    Studies have shown that fiber can prevent constipation and improve the balance of good bacteria in the gut. Additionally, it may reduce the risk of several diseases. Some studies have also shown that increasing your dietary fiber intake can prevent constipation in 77% of people. In fact, two studies have shown that increasing your fiber intake can be just as effective as taking the laxative lactulose.
    Nitric acid improves blood flow to the heart and brain

    The chemistry of nitric oxide - a substance in the blood - affects the heart and the brain. It has many roles, including improving blood flow and decreasing inflammation. It is produced by the lining of blood vessels, called endothelium. It is a highly sensitive substance, responding to changes in the physical and chemical conditions inside the vessels. When the endothelium is in a healthy state, it releases more nitric oxide, which enlarges blood vessels and reduces plaque growth and blood clotting. However, when the endothelium is stressed, it produces less nitric oxide, which accelerates atherosclerosis.

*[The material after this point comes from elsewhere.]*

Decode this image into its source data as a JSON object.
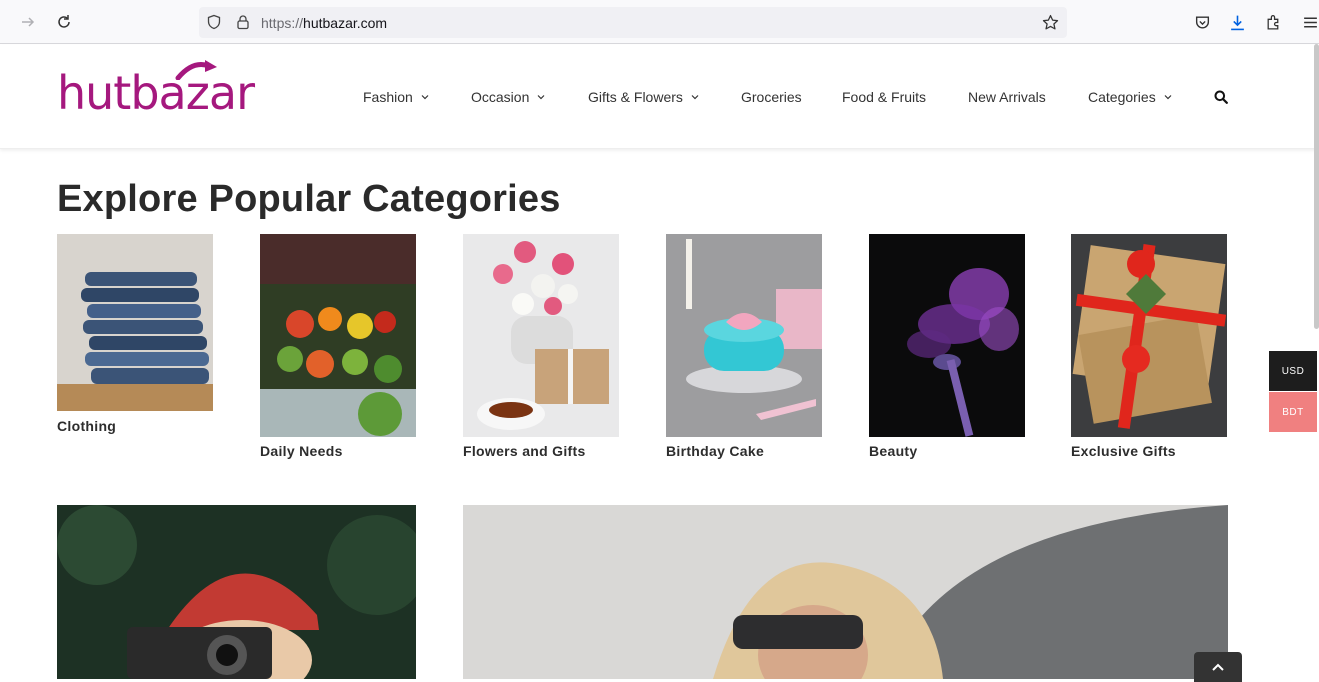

    Endothelial dysfunction impairs cerebral hemodynamics by increasing ROS levels and reducing NO bioavailability. It is this interaction with ROS that makes it important to investigate NO's role in brain circulation. Recent studies on brain circulation have revealed that NO plays an important role in the regulation of cerebral microcirculation. It also inhibits platelet aggregation, leukocyte adhesion, and smooth muscle proliferation. This mechanism of NO action may contribute to novel therapeutic approaches and strategies.

    There are two pathways in which nitric oxide is produced. The first pathway is the conversion of nitrates to nitric oxide in the blood. The second pathway involves amino acids. A diet rich in amino acids like taurine, glycine, and alanine has the potential to increase nitric oxide production. Other nutrients that are beneficial for blood flow include omega-3 fatty acids and potassium.

    Exercise also improves nitric oxide levels. Cardiovascular exercise is beneficial for nitric oxide levels, while resistance training preserves muscle mass. Both methods enhance NO bioactivity systemically. However, resistance training does not produce the same benefits as aerobic exercise. Resistance training, however, has specific movements that can increase nitric oxide levels. These movements help connective tissue to slide.